Currently, federal law entitles them to a quick screening interview. Between 2014 and 2019, 83% of asylum-seekers passed this hurdle. In 2023, however, the Biden administration made it harder to get through the interview, and the number who pass that stage has since dropped to 52%. But, like the Trump administration before it, the Biden administration has now taken action to get the number a lot lower – essentially to zero.

Trump’s executive actions on the border relied on section 212(f) of the Immigration and Nationality Act, which says the president can suspend entry of any class of aliens if he determines their entry would be “detrimental to the interests of the United States.” To oversimplify a bit, the federal courts rejected Trump’s claim that this provision let him shut down the border to asylum applicants.

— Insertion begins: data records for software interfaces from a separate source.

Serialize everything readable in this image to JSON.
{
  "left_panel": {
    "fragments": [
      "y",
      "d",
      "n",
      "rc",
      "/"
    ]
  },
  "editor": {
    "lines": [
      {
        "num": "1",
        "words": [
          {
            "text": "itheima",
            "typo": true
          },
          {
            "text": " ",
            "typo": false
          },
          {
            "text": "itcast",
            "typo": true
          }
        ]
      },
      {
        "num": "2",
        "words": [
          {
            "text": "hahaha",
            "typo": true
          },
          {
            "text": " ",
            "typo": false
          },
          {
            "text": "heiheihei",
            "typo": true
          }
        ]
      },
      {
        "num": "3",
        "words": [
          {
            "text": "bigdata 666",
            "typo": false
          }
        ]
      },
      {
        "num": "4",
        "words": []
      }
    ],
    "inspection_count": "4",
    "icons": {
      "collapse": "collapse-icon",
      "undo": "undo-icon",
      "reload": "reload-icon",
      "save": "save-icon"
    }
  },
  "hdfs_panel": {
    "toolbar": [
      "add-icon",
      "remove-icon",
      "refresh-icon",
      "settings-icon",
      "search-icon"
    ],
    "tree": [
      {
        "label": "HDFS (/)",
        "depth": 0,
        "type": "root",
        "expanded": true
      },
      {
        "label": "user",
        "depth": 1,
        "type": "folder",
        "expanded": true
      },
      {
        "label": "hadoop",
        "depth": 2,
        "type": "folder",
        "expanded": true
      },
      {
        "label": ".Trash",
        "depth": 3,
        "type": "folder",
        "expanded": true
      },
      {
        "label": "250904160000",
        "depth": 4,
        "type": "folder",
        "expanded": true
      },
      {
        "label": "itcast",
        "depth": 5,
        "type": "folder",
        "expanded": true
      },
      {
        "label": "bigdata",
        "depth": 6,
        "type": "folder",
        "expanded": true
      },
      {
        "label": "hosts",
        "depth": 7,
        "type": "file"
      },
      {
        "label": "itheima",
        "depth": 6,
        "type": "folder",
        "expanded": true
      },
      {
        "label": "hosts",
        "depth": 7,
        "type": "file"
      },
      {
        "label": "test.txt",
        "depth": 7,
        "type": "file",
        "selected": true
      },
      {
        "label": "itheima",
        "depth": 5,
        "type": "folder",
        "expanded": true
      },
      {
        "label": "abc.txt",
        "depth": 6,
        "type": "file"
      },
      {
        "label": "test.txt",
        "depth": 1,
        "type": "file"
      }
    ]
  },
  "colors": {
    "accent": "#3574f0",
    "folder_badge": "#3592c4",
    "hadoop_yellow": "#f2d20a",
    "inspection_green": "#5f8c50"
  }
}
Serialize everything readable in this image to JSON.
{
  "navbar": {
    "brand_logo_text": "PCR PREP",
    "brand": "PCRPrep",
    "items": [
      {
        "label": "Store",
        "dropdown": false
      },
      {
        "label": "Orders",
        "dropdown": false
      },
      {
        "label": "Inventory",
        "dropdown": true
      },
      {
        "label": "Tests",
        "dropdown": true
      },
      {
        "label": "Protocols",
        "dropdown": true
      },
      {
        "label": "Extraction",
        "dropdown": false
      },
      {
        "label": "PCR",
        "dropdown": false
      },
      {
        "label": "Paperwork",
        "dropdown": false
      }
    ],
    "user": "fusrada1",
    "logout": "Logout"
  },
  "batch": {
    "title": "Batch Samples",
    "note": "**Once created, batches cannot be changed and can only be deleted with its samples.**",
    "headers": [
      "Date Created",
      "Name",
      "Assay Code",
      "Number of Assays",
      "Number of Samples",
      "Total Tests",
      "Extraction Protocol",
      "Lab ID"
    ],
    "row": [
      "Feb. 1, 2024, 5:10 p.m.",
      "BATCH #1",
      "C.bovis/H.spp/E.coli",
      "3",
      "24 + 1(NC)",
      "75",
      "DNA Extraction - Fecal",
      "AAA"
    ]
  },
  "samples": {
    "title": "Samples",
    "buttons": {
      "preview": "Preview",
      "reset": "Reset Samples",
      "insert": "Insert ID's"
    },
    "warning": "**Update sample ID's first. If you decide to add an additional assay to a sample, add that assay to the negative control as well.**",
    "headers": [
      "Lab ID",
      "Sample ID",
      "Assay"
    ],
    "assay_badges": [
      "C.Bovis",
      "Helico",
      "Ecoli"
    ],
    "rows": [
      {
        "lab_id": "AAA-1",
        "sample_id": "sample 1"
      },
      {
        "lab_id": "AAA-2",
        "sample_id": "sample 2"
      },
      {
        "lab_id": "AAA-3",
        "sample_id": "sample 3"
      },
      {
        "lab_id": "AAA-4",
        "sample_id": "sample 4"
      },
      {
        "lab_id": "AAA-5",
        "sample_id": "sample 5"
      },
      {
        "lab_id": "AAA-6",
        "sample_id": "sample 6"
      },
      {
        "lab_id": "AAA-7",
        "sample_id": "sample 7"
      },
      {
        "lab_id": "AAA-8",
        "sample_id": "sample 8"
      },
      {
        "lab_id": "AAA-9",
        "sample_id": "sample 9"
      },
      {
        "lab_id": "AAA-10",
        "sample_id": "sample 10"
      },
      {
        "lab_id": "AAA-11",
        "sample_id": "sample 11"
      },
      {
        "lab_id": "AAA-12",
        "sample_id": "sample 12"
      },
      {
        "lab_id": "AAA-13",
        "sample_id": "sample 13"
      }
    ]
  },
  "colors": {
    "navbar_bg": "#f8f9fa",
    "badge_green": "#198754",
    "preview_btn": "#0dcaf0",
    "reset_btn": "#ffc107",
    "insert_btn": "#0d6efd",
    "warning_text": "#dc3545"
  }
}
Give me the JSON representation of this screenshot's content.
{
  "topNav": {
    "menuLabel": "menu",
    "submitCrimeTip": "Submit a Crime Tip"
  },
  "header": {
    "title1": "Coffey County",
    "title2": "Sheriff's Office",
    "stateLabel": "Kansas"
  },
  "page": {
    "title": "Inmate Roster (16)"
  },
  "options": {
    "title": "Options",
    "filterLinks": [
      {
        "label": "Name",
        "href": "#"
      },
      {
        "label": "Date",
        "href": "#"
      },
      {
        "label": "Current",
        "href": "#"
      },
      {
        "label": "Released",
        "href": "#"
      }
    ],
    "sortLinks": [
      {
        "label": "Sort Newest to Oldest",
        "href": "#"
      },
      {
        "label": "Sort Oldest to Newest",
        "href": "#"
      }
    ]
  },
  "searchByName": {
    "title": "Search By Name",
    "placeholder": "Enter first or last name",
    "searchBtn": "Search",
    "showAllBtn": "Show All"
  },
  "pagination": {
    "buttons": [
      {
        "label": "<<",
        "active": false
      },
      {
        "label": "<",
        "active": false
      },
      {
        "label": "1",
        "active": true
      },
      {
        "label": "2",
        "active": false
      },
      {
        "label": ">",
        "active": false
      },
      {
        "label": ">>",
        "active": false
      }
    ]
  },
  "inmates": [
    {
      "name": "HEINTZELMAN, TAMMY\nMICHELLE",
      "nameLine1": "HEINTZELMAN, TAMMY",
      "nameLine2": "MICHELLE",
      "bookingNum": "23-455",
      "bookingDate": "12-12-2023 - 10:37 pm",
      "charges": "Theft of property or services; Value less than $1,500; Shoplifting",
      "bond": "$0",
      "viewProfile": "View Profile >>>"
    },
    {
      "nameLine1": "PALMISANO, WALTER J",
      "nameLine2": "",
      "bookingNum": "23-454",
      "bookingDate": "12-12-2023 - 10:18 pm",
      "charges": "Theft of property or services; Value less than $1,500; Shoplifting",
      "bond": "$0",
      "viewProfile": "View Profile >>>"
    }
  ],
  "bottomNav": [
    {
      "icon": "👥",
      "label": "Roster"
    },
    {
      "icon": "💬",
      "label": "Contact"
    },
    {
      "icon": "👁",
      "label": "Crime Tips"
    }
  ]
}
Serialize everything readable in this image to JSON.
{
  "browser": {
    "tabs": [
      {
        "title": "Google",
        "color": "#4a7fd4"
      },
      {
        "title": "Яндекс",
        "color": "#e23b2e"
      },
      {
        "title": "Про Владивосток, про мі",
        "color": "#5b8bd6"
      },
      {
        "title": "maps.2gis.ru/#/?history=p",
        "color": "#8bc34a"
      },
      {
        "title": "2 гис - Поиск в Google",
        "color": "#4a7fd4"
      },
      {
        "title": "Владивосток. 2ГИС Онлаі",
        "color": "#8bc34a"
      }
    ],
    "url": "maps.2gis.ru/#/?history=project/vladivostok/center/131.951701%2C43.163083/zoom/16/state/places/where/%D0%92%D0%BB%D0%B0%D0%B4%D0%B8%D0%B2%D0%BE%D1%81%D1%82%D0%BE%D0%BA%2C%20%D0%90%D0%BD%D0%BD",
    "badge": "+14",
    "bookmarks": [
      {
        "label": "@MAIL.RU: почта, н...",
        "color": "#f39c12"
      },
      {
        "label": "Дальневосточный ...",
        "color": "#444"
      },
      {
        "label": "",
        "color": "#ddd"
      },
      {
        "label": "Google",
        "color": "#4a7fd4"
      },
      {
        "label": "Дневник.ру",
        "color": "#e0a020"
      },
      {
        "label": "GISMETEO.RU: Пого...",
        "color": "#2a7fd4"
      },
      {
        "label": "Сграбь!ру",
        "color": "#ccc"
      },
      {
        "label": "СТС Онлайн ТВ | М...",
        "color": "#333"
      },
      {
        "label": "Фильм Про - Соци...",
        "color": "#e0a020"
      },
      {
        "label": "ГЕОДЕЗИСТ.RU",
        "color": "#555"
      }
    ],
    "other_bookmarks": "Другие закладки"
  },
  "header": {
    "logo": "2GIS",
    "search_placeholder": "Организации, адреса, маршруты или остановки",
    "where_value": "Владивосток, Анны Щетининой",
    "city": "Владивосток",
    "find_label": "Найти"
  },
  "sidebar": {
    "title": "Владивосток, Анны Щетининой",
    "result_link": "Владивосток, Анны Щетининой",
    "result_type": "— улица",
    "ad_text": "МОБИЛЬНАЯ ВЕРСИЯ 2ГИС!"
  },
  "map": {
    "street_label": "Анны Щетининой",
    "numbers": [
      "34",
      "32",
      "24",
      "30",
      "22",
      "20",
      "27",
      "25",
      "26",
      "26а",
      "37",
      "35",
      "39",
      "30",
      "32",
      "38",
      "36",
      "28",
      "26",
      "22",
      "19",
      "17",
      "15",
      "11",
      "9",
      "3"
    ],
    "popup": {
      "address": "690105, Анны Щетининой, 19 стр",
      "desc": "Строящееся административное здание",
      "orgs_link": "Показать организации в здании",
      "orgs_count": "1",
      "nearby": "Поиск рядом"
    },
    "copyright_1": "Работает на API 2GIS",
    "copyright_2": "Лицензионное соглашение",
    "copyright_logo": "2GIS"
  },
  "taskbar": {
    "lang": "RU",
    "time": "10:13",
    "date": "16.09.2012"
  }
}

Other statutes say that people who have arrived in the U.S. “shall” be given the opportunity to claim asylum, irrespective of their manner of entry. The courts concluded, again oversimplifying a little, that section 212(f) did not allow the president to override those statutes.

Biden’s executive order also relies on, you guessed it, 212(f). The only real differences between Biden’s order and Trump’s are exceptions provided for unaccompanied minors and those subject to sex trafficking, and a statement that the border closure only applies while the number of “encounters” with asylum-seekers at the border stays above 1,500 per day. That number currently stands above 2,500 per day.

It’s hard to see why Biden’s exceptions should make a difference legally: If Trump lacks the authority to deem all asylum-seekers’ entry detrimental to U.S. interests, Biden shouldn’t have the authority to deem all asylum-seekers detrimental except for kids and people forced into prostitution.

The same logic holds for the supposedly “temporary” nature of the closure until the number of asylum-seekers at the border decreases. Asylum law isn’t about numbers. It gives each person the chance to seek asylum — and to get it — if the law fits his situation.

This brings us back to the ethical quandary. There can be little doubt that, if Biden’s order stays in effect, actual people who deserve and need asylum won’t get it. In the past, nearly a quarter of those who sought asylum received it or some other form of protection. Under the new order, many of those people would now be sent home to face persecution, from rape to torture to unjust imprisonment.

Yet the Biden administration surely knows that immigration advocates will challenge the order in court, as the ACLU has already indicated it plans to do. If the order is then blocked relatively quickly, as Trump’s orders were, then perhaps these asylum-seekers won’t be harmed. You can imagine someone thinking, “No harm, no foul” — and that order would be justified if it helps Biden get reelected. After all, in a Trump presidency, presumably, immigration opportunities would be even smaller.

The danger with this ends-justify-the-means thinking is that it undermines the idea of the rule of law itself. The Biden administration should have been more respectful of the precedent set by the courts under Trump. Now it’s up to the courts to make sure the law Congress passed is followed until Congress decides to change it.

Noah Feldman is a Bloomberg Opinion columnist. A professor of law at Harvard University, he is author, most recently, of “To Be a Jew Today: A New Guide to God, Israel, and the Jewish People.”